That conclusion was erroneous for three separate reasons. First, the trial court was not free to consider the TAMs and newspaper articles on this Rule 12(b)(6) motion, because these materials were neither attached to, nor incorporated by reference into, the complaint. Matters extrinsic to a complaint generally may not be considered in a ruling on a motion to dismiss.
Second, even if the articles and TAMs were properly before the Court, they do not conclusively demonstrate that Wal-Mart was on inquiry notice of its claims before September 3, 1999. The cited articles, all published between 1992 and 1995, discussed the existence of the COLI tax loophole and their use by many companies. The articles also discussed proposed legislation that could prospectively eliminate the loophole. But, the articles did not discuss retrospective disallowance of the deductions, which is the gravamen of Wal-Mart's tax-related claims. Moreover, on this record it is far from clear that the TAMs were sufficient to put Wal-Mart on inquiry notice of its tax-related claims against these defendants. TAMs are IRS rulings issued to private companies. As such, those rulings have questionable value either as binding or persuasive authority as to non-parties.
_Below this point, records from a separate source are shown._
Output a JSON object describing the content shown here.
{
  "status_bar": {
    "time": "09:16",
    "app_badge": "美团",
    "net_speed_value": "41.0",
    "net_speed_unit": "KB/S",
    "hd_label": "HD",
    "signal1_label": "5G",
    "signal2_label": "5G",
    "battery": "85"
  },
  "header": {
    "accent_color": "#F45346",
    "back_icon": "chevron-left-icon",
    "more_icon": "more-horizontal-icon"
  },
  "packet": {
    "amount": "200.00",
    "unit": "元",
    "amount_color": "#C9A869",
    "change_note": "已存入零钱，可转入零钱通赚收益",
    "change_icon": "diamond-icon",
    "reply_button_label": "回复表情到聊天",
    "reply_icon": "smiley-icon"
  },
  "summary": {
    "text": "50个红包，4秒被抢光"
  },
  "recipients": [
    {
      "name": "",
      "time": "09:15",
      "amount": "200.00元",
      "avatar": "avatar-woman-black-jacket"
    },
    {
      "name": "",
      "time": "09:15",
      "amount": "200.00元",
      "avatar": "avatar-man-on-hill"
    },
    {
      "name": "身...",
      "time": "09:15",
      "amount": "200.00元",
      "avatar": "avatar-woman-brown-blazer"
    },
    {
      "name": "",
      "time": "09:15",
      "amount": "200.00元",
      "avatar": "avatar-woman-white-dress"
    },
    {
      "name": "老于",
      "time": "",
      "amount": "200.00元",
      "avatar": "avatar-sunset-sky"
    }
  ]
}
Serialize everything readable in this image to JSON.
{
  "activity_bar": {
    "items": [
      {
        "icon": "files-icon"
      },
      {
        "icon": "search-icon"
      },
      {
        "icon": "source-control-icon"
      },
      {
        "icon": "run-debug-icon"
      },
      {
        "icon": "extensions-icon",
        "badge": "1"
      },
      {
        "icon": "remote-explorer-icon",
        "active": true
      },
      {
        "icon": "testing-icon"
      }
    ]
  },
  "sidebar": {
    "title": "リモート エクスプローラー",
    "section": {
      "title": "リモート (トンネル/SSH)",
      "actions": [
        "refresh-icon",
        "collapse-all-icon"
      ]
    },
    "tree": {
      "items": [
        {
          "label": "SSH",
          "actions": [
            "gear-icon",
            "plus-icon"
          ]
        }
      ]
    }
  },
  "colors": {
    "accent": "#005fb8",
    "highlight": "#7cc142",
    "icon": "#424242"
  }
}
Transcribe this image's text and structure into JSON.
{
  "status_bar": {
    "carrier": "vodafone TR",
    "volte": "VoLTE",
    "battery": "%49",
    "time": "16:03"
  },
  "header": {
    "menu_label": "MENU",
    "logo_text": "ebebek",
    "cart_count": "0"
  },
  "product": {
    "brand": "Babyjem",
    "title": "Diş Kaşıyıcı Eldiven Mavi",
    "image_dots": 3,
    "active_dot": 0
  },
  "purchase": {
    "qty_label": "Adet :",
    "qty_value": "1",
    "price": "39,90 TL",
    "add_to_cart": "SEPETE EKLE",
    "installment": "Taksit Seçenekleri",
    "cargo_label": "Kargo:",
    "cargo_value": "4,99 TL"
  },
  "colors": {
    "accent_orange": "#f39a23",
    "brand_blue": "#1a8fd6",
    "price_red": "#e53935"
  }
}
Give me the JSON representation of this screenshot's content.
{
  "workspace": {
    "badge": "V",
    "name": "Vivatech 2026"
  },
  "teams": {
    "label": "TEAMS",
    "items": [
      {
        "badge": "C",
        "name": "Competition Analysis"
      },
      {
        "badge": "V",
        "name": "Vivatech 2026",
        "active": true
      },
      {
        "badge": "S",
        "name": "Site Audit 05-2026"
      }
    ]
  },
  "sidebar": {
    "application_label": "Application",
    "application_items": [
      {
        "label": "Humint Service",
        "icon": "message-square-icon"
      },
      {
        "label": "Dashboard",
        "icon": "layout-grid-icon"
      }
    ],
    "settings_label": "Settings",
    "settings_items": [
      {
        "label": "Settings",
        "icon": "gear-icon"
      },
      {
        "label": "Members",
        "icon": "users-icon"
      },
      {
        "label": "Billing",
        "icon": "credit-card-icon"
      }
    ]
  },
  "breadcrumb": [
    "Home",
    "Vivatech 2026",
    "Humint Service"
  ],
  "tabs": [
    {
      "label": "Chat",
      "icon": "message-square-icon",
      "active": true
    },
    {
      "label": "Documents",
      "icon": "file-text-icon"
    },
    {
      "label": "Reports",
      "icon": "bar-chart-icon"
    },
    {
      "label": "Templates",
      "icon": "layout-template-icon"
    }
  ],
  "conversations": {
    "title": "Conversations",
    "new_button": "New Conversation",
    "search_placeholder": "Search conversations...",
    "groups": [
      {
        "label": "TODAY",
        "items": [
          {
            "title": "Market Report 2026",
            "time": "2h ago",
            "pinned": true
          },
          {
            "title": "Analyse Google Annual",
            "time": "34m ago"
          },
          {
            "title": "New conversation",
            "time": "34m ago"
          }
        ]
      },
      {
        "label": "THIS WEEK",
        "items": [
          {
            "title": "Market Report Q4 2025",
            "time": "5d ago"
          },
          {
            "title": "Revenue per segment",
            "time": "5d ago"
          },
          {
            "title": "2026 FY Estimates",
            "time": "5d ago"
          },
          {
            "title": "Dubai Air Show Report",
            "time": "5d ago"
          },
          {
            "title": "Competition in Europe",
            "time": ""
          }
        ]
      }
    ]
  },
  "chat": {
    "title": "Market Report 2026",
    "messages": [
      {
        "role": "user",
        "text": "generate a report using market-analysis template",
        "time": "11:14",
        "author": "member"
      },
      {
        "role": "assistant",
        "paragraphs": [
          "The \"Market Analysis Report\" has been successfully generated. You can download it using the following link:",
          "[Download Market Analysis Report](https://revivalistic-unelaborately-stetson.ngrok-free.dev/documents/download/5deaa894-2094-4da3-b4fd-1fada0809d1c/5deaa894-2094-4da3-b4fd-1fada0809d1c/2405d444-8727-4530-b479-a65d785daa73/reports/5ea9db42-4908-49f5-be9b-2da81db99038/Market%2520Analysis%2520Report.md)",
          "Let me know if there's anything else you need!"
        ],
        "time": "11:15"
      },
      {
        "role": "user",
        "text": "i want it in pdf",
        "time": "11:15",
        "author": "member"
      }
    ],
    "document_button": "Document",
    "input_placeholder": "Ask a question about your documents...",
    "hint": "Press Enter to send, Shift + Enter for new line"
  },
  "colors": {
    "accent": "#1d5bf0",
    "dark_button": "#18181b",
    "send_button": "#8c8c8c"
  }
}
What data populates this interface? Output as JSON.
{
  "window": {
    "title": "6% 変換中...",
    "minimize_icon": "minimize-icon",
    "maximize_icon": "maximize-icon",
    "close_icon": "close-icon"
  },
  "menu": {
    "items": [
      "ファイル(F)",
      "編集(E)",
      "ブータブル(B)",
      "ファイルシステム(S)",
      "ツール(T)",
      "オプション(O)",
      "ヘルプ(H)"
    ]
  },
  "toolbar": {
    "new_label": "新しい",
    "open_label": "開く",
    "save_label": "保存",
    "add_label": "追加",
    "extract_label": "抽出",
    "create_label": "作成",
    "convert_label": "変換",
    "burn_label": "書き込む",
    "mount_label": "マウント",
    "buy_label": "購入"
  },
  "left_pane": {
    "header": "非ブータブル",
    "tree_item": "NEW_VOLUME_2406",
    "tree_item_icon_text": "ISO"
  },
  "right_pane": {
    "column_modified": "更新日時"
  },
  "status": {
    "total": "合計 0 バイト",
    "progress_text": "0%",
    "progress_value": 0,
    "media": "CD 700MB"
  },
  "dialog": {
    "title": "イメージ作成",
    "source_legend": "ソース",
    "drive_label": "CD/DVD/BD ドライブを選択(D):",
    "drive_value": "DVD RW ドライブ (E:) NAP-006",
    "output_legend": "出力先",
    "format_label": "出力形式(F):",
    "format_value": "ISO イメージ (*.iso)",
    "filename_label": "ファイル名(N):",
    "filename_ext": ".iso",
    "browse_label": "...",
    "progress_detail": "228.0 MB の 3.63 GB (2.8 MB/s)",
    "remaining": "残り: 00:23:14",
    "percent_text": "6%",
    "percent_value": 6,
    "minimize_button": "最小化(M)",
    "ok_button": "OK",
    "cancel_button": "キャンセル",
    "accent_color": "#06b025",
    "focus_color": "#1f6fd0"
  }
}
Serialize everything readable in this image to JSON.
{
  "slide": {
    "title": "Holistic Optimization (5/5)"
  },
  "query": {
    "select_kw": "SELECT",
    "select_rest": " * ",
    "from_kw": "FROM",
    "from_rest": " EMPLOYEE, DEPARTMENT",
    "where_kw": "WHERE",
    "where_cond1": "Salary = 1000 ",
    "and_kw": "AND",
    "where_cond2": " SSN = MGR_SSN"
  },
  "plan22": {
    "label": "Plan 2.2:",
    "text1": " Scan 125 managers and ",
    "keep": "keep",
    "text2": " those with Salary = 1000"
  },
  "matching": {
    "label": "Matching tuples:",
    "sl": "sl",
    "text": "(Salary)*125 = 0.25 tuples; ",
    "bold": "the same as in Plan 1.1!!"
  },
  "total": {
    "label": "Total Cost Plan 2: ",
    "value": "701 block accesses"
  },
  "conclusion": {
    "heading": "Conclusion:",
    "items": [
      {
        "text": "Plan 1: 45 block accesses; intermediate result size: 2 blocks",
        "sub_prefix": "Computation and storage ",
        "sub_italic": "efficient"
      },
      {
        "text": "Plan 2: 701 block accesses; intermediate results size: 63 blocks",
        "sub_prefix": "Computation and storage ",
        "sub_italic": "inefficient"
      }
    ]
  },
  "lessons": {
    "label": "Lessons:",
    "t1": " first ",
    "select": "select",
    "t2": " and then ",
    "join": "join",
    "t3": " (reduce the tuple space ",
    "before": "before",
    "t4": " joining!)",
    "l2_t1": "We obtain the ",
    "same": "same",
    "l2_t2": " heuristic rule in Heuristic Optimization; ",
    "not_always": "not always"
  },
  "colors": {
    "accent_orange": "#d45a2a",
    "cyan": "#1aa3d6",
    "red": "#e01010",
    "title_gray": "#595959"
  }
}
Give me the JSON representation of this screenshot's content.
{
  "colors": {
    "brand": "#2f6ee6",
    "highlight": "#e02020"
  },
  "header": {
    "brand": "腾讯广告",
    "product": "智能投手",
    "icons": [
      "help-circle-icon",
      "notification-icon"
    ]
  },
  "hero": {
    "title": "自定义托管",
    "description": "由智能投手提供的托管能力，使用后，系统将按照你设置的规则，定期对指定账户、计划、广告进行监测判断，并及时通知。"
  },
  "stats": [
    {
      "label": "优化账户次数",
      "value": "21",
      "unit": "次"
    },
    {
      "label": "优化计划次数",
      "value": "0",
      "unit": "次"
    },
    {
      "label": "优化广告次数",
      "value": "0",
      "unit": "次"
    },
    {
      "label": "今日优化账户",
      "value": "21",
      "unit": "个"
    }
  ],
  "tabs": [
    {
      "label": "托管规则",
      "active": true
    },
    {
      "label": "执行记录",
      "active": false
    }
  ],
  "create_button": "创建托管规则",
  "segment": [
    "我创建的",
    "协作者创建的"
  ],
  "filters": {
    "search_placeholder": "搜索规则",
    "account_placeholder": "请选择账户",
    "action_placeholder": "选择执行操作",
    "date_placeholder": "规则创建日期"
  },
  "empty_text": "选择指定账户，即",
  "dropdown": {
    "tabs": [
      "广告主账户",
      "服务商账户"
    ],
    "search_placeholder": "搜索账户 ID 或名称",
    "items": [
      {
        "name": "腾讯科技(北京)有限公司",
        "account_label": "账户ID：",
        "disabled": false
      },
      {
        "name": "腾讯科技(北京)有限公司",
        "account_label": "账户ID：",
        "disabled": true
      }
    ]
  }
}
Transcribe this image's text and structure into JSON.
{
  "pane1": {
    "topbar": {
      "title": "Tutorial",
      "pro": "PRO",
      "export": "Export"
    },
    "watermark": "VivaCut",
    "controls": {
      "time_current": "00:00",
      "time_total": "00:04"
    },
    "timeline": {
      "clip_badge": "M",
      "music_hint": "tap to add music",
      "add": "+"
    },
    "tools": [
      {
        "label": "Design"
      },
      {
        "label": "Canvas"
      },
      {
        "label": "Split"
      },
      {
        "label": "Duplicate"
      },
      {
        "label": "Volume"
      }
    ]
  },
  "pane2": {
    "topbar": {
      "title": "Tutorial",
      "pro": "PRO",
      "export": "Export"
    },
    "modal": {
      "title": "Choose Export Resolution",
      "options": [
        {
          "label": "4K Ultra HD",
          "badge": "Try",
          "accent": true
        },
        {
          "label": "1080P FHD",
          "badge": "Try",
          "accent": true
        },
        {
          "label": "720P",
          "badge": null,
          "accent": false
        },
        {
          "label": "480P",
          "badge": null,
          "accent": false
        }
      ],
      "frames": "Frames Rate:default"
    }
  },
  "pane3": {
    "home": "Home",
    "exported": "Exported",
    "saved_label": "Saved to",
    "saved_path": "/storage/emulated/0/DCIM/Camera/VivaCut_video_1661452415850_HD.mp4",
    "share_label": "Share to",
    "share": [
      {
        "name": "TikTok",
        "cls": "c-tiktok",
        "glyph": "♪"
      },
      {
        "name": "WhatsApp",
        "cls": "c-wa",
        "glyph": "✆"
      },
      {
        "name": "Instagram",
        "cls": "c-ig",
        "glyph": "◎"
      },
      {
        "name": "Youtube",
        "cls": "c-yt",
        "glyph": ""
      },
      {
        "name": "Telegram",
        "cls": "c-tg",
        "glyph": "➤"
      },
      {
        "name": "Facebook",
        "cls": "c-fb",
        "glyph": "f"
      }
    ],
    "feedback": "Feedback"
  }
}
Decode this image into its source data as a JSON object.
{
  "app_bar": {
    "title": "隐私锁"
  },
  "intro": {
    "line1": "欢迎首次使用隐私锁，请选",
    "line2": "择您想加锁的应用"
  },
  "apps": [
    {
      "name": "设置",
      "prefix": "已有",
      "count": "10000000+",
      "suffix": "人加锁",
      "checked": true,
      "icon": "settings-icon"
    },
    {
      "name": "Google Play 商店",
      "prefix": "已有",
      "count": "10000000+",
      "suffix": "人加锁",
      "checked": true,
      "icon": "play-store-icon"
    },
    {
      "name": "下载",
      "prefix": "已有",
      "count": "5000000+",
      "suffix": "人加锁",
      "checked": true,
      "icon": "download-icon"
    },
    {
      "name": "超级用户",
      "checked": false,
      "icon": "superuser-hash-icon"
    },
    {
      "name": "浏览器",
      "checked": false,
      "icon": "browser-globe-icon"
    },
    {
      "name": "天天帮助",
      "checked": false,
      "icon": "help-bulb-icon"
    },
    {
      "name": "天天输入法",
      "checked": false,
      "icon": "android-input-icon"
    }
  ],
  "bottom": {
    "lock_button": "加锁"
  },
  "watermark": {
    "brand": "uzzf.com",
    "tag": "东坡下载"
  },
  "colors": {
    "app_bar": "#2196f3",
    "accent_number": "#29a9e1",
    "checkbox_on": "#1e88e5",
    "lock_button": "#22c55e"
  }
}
Third, and finally, neither the newspaper articles nor the TAMs contain any facts that would alert Wal-Mart to its claims relating to the insurable interest question. The newspaper articles and TAMs do not discuss the insurable interest-related issue, nor did the Court of Chancery make any specific determination of how Wal-Mart was placed on inquiry notice of its insurable interest-related claims.
What the complaint does allege is that Wal-Mart did not settle the retrospective tax deduction claims with the IRS until 2002, and that no court had retrospectively disallowed the pre-1996 tax deductions until the Tax Court's Winn-Dixie decision was handed down on October 19, 1999. The first case that challenged whether Wal-Mart had a legally valid insurable interest in its employees was not filed until 2001. Wal-Mart alleges that it relied on the advice of the broker-defendants in establishing the Georgia Grantor Trust, and that its injuries resulting from the insurable interest litigation were inherently unknowable until at least one court had determined that Georgia law did not govern the insurable interest issue. Those pleaded facts create a reasonable inference that Wal-Mart's tax-related injuries were inherently unknowable before October 1999, and that Wal-Mart's insurable interest-related injuries were inherently unknowable before 2002. Those same pleaded facts also create a reasonable inference that Wal-Mart was blamelessly ignorant of the "wrongful acts." To be sure, the pleaded facts also create reasonable inferences to the contrary. A Rule 12(b)(6) motion, however, is not a proper procedural vehicle to resolve conflicting inferences of fact.
Accordingly, the Court of Chancery legally erred in deciding, as a matter of law, that the statute of limitations was not tolled.
For the foregoing reasons, the judgment of the Chancery Court is reversed, and this case is remanded for further proceedings consistent with this Opinion.